Trump was uninvited from the RedState Gathering late on Friday after saying in a CNN interview that Fox News’s Megyn Kelly “had blood coming out of her eyes, blood coming out of her wherever”, while questioning him during Thursday night’s debate.

The real estate mogul had been scheduled to appear at a special tailgate at the College Football Hall of Fame in Atlanta at the close of RedState Gathering on Saturday night.

Erick Erickson, the organizer of the event and a major conservative activist tweeted late on Friday night, “I have rescinded my invitation to Mr. Trump. While I have tried to give him great latitude, his remark about Megyn Kelly was a bridge too far.”

In a follow-up blog post, Erickson amplified why he was disinviting Trump: “there are even lines blunt talkers and unprofessional politicians should not cross,” he wrote. “Decency is one of those lines.”
Donald Trump banned from major event over menstruation jibe at Megyn Kelly | US news | The Guardian

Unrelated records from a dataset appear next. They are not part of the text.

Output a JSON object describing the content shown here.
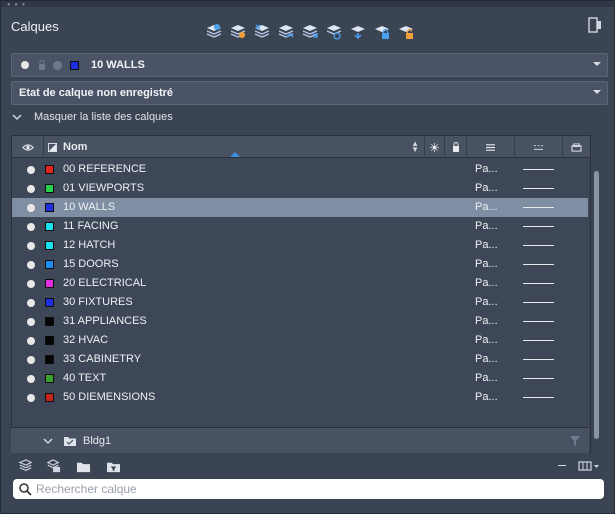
{
  "panel": {
    "title": "Calques"
  },
  "current_layer": {
    "name": "10 WALLS",
    "color": "#1d2fe0"
  },
  "layer_state": {
    "label": "Etat de calque non enregistré"
  },
  "list_toggle": {
    "label": "Masquer la liste des calques"
  },
  "table": {
    "header": {
      "name_label": "Nom"
    },
    "rows": [
      {
        "name": "00 REFERENCE",
        "color": "#e0261d",
        "linetype": "Pa...",
        "selected": false
      },
      {
        "name": "01 VIEWPORTS",
        "color": "#27d34a",
        "linetype": "Pa...",
        "selected": false
      },
      {
        "name": "10 WALLS",
        "color": "#1d2fe0",
        "linetype": "Pa...",
        "selected": true
      },
      {
        "name": "11 FACING",
        "color": "#16e3ee",
        "linetype": "Pa...",
        "selected": false
      },
      {
        "name": "12 HATCH",
        "color": "#16e3ee",
        "linetype": "Pa...",
        "selected": false
      },
      {
        "name": "15 DOORS",
        "color": "#1c8ef0",
        "linetype": "Pa...",
        "selected": false
      },
      {
        "name": "20 ELECTRICAL",
        "color": "#e22ee0",
        "linetype": "Pa...",
        "selected": false
      },
      {
        "name": "30 FIXTURES",
        "color": "#1d2fe0",
        "linetype": "Pa...",
        "selected": false
      },
      {
        "name": "31 APPLIANCES",
        "color": "#050505",
        "linetype": "Pa...",
        "selected": false
      },
      {
        "name": "32 HVAC",
        "color": "#050505",
        "linetype": "Pa...",
        "selected": false
      },
      {
        "name": "33 CABINETRY",
        "color": "#050505",
        "linetype": "Pa...",
        "selected": false
      },
      {
        "name": "40 TEXT",
        "color": "#3aa231",
        "linetype": "Pa...",
        "selected": false
      },
      {
        "name": "50 DIEMENSIONS",
        "color": "#c4261b",
        "linetype": "Pa...",
        "selected": false
      }
    ]
  },
  "group": {
    "name": "Bldg1"
  },
  "search": {
    "placeholder": "Rechercher calque"
  },
  "colors": {
    "panel_bg": "#3b4453",
    "selected_row": "#7f8ea3",
    "accent": "#3d8fe0"
  },
  "icons": {
    "toolbar": [
      "new-layer-icon",
      "new-layer-frozen-icon",
      "delete-layer-icon",
      "set-current-icon",
      "match-layer-icon",
      "isolate-icon",
      "unisolate-icon",
      "lock-layer-icon",
      "unlock-layer-icon"
    ],
    "bottom": [
      "layer-stack-icon",
      "layer-properties-icon",
      "folder-open-icon",
      "folder-filter-icon"
    ]
  }
}
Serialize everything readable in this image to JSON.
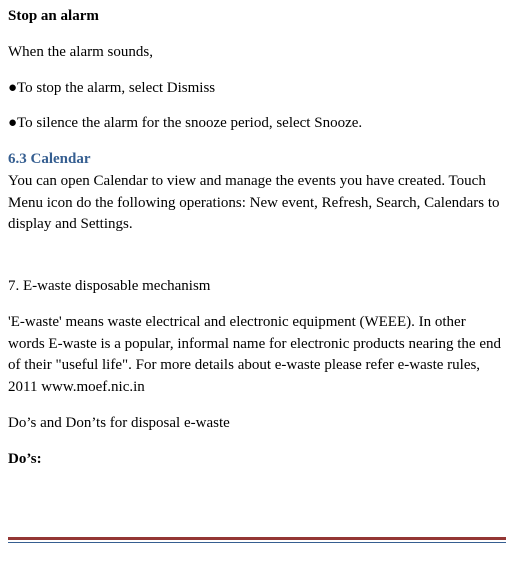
{
  "heading_stop_alarm": "Stop an alarm",
  "intro_when_sounds": "When the alarm sounds,",
  "bullet_dismiss": "●To stop the alarm, select Dismiss",
  "bullet_snooze": "●To silence the alarm for the snooze period, select Snooze.",
  "section_calendar_title": "6.3 Calendar",
  "section_calendar_body": "You can open Calendar to view and manage the events you have created. Touch Menu icon do the following operations: New event, Refresh, Search, Calendars to display and Settings.",
  "section_ewaste_title": "7. E-waste disposable mechanism",
  "section_ewaste_body": "'E-waste' means waste electrical and electronic equipment (WEEE). In other words E-waste is a popular, informal name for electronic products nearing the end of their \"useful life\". For more details about e-waste please refer e-waste rules, 2011 www.moef.nic.in",
  "dos_donts_line": "Do’s and Don’ts for disposal e-waste",
  "dos_label": "Do’s:"
}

21 days ago - Via Reshared Post - View -
https://plus.google.com/101306063122879417928 The Atheist : Donald Trump appears to be one of those people who have had so many yes-men around him for so long that...
Donald Trump appears to be one of those people who have had so many yes-men around him for so long that he has no idea that he is slipping a noose around his own neck.
QUOTE: Donald Trump has been officially banned from one of the biggest gatherings of conservative activists after implying he received hostile questioning during the first Republican presidential debate because the television moderator was menstruating. The real estate mogul had been scheduled to appear at a special tailgate at the College Football Hall of Fame in Atlanta at the close of RedState Gathering on Saturday night.  Erick Erickson, the organizer of the event and a major conservative activist tweeted late on Friday night, “I have rescinded my invitation to Mr. Trump. While I have tried to give him great latitude, his remark about Megyn Kelly was a bridge too far.”
Donald Trump banned from RedState over menstruation jibe at Megyn Kelly
Organizer Erick Erickson says mogul went ‘too far’ in remark as Trump disputes meaning of comment GOP candidates condemn
21 days ago - Via Reshared Post - View -